but you're quite right of course in that if somebody wants to kill a bunch of people badly enough, they will find some suitable instrument with which to do it.
Of course, there's a world of difference between the one loony out of a million who walks into a building and starts killing everything that moves vs. the somewhat more pedestrian individual who shoots one or two specific people (usually not with an assault rifle) as retribution for some specific offense.
I'm honestly a bit surprised that nobody has jumped in with the example of Canada. In most regards (at least, amongst those individuals who I know personally) Canadians and Canadian society seem to be very closely attuned, morally and politically, to the US.
I can't seem to recall any mass killing sprees of late taking place in America's Hat, however one paper which I located on the subject noted that "In 2002 there were 149 gun murders in Canada, in the United States, there were 10,800." (source)

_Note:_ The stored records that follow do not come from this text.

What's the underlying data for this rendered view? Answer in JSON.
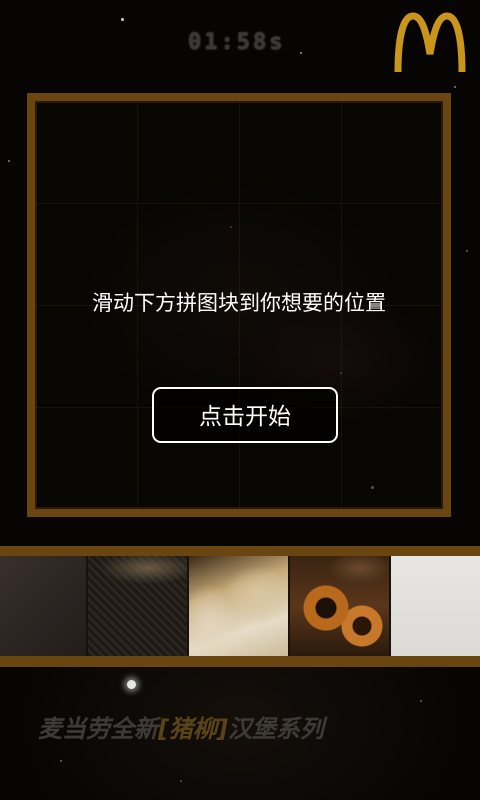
{
  "header": {
    "timer": "01:58s",
    "logo": "mcdonalds-golden-arches"
  },
  "board": {
    "instruction": "滑动下方拼图块到你想要的位置",
    "start_label": "点击开始"
  },
  "tray": {
    "pieces": [
      {
        "name": "puzzle-piece-1",
        "content": "dark background"
      },
      {
        "name": "puzzle-piece-2",
        "content": "textured fabric"
      },
      {
        "name": "puzzle-piece-3",
        "content": "burger bun"
      },
      {
        "name": "puzzle-piece-4",
        "content": "fried onion rings"
      },
      {
        "name": "puzzle-piece-5",
        "content": "white background"
      }
    ]
  },
  "footer": {
    "promo_prefix": "麦当劳全新",
    "promo_highlight": "[猪柳]",
    "promo_suffix": "汉堡系列"
  },
  "colors": {
    "frame": "#6b4510",
    "logo": "#c9951a",
    "text": "#ffffff"
  }
}
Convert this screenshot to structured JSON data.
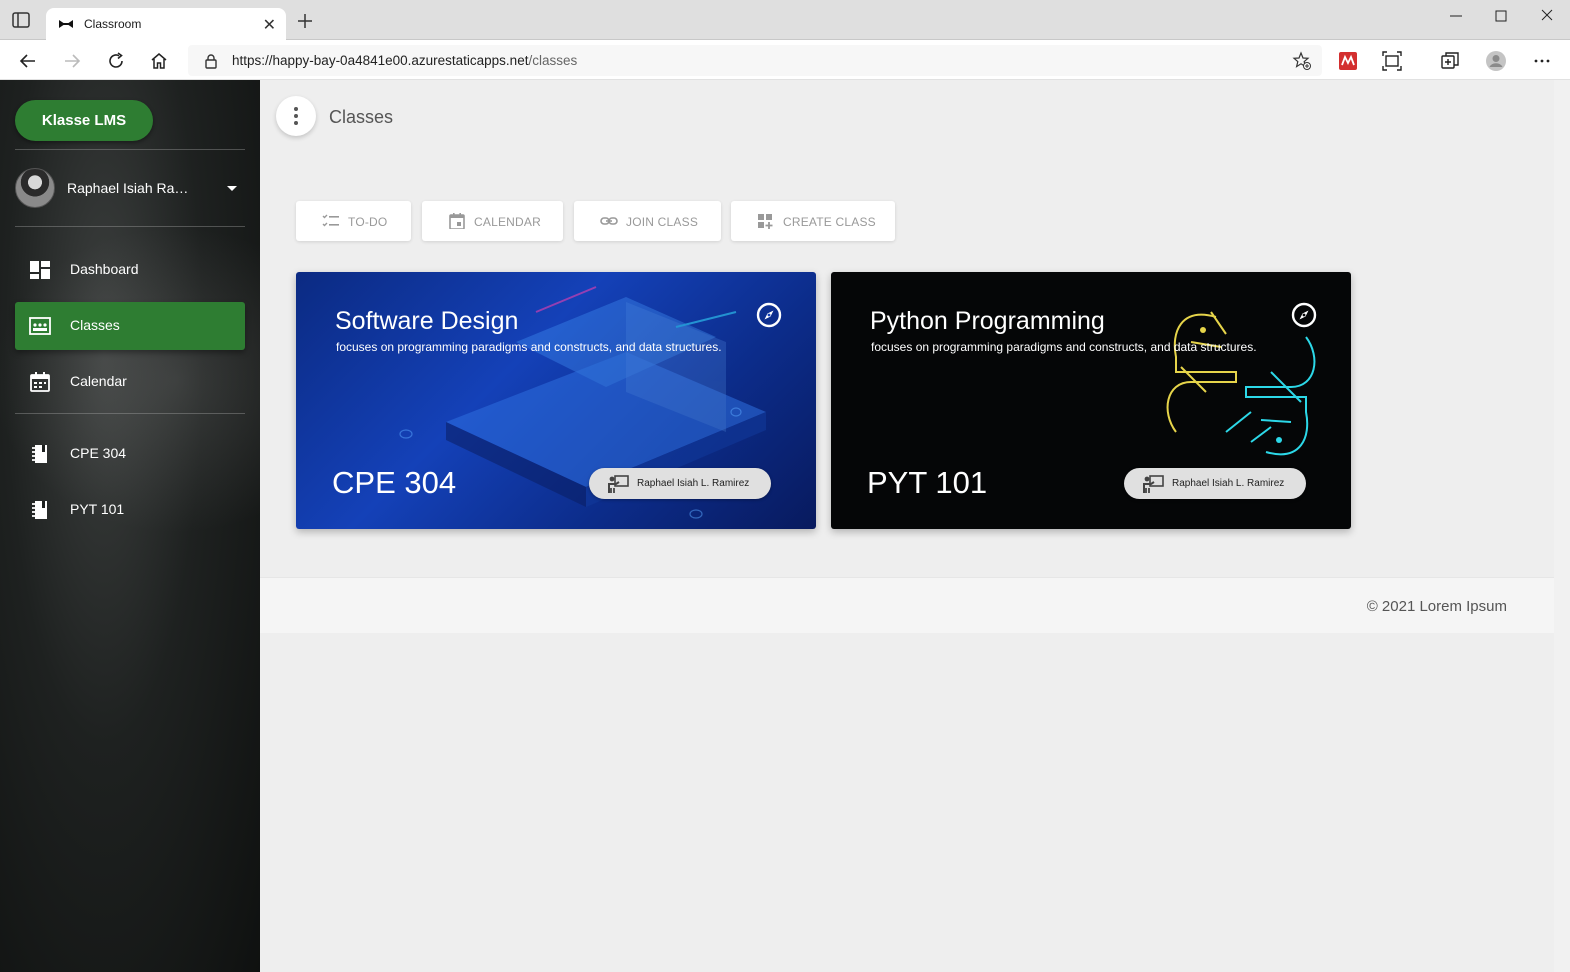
{
  "browser": {
    "tab_title": "Classroom",
    "url_host": "https://happy-bay-0a4841e00.azurestaticapps.net",
    "url_path": "/classes"
  },
  "sidebar": {
    "brand": "Klasse LMS",
    "user_name": "Raphael Isiah Rami...",
    "nav": [
      {
        "label": "Dashboard",
        "icon": "dashboard-icon"
      },
      {
        "label": "Classes",
        "icon": "classes-icon",
        "active": true
      },
      {
        "label": "Calendar",
        "icon": "calendar-icon"
      }
    ],
    "classes": [
      {
        "label": "CPE 304",
        "icon": "book-icon"
      },
      {
        "label": "PYT 101",
        "icon": "book-icon"
      }
    ]
  },
  "header": {
    "title": "Classes"
  },
  "actions": [
    {
      "label": "TO-DO",
      "icon": "todo-list-icon"
    },
    {
      "label": "CALENDAR",
      "icon": "calendar-icon"
    },
    {
      "label": "JOIN CLASS",
      "icon": "link-icon"
    },
    {
      "label": "CREATE CLASS",
      "icon": "create-grid-icon"
    }
  ],
  "cards": [
    {
      "title": "Software Design",
      "description": "focuses on programming paradigms and constructs, and data structures.",
      "code": "CPE 304",
      "teacher": "Raphael Isiah L. Ramirez"
    },
    {
      "title": "Python Programming",
      "description": "focuses on programming paradigms and constructs, and data structures.",
      "code": "PYT 101",
      "teacher": "Raphael Isiah L. Ramirez"
    }
  ],
  "footer": {
    "text": "© 2021 Lorem Ipsum"
  },
  "colors": {
    "accent": "#2e7d32",
    "sidebar_bg": "#1e2120",
    "content_bg": "#eeeeee"
  }
}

Of course, the population of the US is approximately nine times that of Canada (307,000,000 vs. 33,700,000) so if we were to multiply up the population of Canada to match that of the US, the number of gun-related homicides would rise to 1,357, which is still only 12.5%. Is this attributable only to Canada's rather stricter laws concerning gun ownership, or is it due to some other combination of social and environmental factors? Does Canada not have the same wanna-be gangsters as we do in some cities in the US who go around popping one another freely as retribution for drug-related affronts, sleeping with one another's shorties, dissing each other, etc?